• [TRY IT]: Set down the data again in full, keeping every line exactly as it is.

Start of EXTRACTED DATA

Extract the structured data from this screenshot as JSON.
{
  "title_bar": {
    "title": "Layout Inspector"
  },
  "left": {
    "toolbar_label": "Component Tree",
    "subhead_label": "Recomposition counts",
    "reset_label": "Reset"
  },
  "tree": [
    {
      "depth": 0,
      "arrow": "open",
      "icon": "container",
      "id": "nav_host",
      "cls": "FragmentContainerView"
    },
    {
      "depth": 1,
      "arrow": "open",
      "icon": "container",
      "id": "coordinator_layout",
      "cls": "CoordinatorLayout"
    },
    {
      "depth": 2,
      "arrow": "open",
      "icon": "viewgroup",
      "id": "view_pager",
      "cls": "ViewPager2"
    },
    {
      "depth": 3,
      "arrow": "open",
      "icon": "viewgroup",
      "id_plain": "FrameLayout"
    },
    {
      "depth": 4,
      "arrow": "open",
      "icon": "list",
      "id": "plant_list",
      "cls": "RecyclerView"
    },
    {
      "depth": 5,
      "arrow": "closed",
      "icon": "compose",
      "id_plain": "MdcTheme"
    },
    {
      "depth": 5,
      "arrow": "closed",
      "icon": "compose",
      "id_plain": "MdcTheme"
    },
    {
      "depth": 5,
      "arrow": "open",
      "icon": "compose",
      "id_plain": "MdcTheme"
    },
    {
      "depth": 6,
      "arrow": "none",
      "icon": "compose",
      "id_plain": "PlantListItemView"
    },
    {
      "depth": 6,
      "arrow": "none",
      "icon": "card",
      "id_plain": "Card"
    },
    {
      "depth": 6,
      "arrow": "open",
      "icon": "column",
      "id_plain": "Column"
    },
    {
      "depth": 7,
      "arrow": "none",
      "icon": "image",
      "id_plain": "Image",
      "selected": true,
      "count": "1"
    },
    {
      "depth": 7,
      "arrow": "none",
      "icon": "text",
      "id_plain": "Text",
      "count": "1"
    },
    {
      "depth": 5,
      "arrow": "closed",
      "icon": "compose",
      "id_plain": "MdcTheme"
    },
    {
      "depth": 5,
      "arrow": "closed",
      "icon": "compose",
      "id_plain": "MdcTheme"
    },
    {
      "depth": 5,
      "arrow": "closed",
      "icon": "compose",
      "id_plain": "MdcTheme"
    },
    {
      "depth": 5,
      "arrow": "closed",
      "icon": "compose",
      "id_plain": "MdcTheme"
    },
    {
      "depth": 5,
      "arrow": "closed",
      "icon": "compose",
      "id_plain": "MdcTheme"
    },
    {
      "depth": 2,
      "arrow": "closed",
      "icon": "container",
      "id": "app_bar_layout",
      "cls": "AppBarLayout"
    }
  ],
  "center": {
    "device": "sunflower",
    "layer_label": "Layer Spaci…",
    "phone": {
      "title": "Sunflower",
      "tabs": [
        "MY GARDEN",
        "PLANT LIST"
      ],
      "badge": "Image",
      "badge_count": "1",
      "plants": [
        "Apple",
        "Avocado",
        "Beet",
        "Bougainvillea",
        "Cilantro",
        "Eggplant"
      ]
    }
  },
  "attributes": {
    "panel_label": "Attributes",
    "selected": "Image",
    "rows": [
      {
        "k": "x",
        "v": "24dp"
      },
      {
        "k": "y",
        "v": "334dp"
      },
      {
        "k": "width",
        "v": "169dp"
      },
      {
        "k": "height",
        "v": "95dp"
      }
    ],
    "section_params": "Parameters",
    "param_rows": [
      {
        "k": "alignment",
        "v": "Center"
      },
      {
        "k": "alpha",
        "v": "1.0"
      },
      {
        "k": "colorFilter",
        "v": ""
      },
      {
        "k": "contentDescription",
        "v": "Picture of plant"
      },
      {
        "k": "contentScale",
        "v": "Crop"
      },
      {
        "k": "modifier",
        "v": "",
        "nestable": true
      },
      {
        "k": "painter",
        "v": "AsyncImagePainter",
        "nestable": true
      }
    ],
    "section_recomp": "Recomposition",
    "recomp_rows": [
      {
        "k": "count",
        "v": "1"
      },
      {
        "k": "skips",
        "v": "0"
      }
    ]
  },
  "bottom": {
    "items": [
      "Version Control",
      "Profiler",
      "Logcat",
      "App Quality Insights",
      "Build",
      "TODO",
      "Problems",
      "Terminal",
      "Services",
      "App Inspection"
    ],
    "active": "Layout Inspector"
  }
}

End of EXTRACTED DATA

• [RESPONSE BELOW]:
Extract the structured data from this screenshot as JSON.
{
  "title_bar": {
    "title": "Layout Inspector"
  },
  "left": {
    "toolbar_label": "Component Tree",
    "subhead_label": "Recomposition counts",
    "reset_label": "Reset"
  },
  "tree": [
    {
      "depth": 0,
      "arrow": "open",
      "icon": "container",
      "id": "nav_host",
      "cls": "FragmentContainerView"
    },
    {
      "depth": 1,
      "arrow": "open",
      "icon": "container",
      "id": "coordinator_layout",
      "cls": "CoordinatorLayout"
    },
    {
      "depth": 2,
      "arrow": "open",
      "icon": "viewgroup",
      "id": "view_pager",
      "cls": "ViewPager2"
    },
    {
      "depth": 3,
      "arrow": "open",
      "icon": "viewgroup",
      "id_plain": "FrameLayout"
    },
    {
      "depth": 4,
      "arrow": "open",
      "icon": "list",
      "id": "plant_list",
      "cls": "RecyclerView"
    },
    {
      "depth": 5,
      "arrow": "closed",
      "icon": "compose",
      "id_plain": "MdcTheme"
    },
    {
      "depth": 5,
      "arrow": "closed",
      "icon": "compose",
      "id_plain": "MdcTheme"
    },
    {
      "depth": 5,
      "arrow": "open",
      "icon": "compose",
      "id_plain": "MdcTheme"
    },
    {
      "depth": 6,
      "arrow": "none",
      "icon": "compose",
      "id_plain": "PlantListItemView"
    },
    {
      "depth": 6,
      "arrow": "none",
      "icon": "card",
      "id_plain": "Card"
    },
    {
      "depth": 6,
      "arrow": "open",
      "icon": "column",
      "id_plain": "Column"
    },
    {
      "depth": 7,
      "arrow": "none",
      "icon": "image",
      "id_plain": "Image",
      "selected": true,
      "count": "1"
    },
    {
      "depth": 7,
      "arrow": "none",
      "icon": "text",
      "id_plain": "Text",
      "count": "1"
    },
    {
      "depth": 5,
      "arrow": "closed",
      "icon": "compose",
      "id_plain": "MdcTheme"
    },
    {
      "depth": 5,
      "arrow": "closed",
      "icon": "compose",
      "id_plain": "MdcTheme"
    },
    {
      "depth": 5,
      "arrow": "closed",
      "icon": "compose",
      "id_plain": "MdcTheme"
    },
    {
      "depth": 5,
      "arrow": "closed",
      "icon": "compose",
      "id_plain": "MdcTheme"
    },
    {
      "depth": 5,
      "arrow": "closed",
      "icon": "compose",
      "id_plain": "MdcTheme"
    },
    {
      "depth": 2,
      "arrow": "closed",
      "icon": "container",
      "id": "app_bar_layout",
      "cls": "AppBarLayout"
    }
  ],
  "center": {
    "device": "sunflower",
    "layer_label": "Layer Spaci…",
    "phone": {
      "title": "Sunflower",
      "tabs": [
        "MY GARDEN",
        "PLANT LIST"
      ],
      "badge": "Image",
      "badge_count": "1",
      "plants": [
        "Apple",
        "Avocado",
        "Beet",
        "Bougainvillea",
        "Cilantro",
        "Eggplant"
      ]
    }
  },
  "attributes": {
    "panel_label": "Attributes",
    "selected": "Image",
    "rows": [
      {
        "k": "x",
        "v": "24dp"
      },
      {
        "k": "y",
        "v": "334dp"
      },
      {
        "k": "width",
        "v": "169dp"
      },
      {
        "k": "height",
        "v": "95dp"
      }
    ],
    "section_params": "Parameters",
    "param_rows": [
      {
        "k": "alignment",
        "v": "Center"
      },
      {
        "k": "alpha",
        "v": "1.0"
      },
      {
        "k": "colorFilter",
        "v": ""
      },
      {
        "k": "contentDescription",
        "v": "Picture of plant"
      },
      {
        "k": "contentScale",
        "v": "Crop"
      },
      {
        "k": "modifier",
        "v": "",
        "nestable": true
      },
      {
        "k": "painter",
        "v": "AsyncImagePainter",
        "nestable": true
      }
    ],
    "section_recomp": "Recomposition",
    "recomp_rows": [
      {
        "k": "count",
        "v": "1"
      },
      {
        "k": "skips",
        "v": "0"
      }
    ]
  },
  "bottom": {
    "items": [
      "Version Control",
      "Profiler",
      "Logcat",
      "App Quality Insights",
      "Build",
      "TODO",
      "Problems",
      "Terminal",
      "Services",
      "App Inspection"
    ],
    "active": "Layout Inspector"
  }
}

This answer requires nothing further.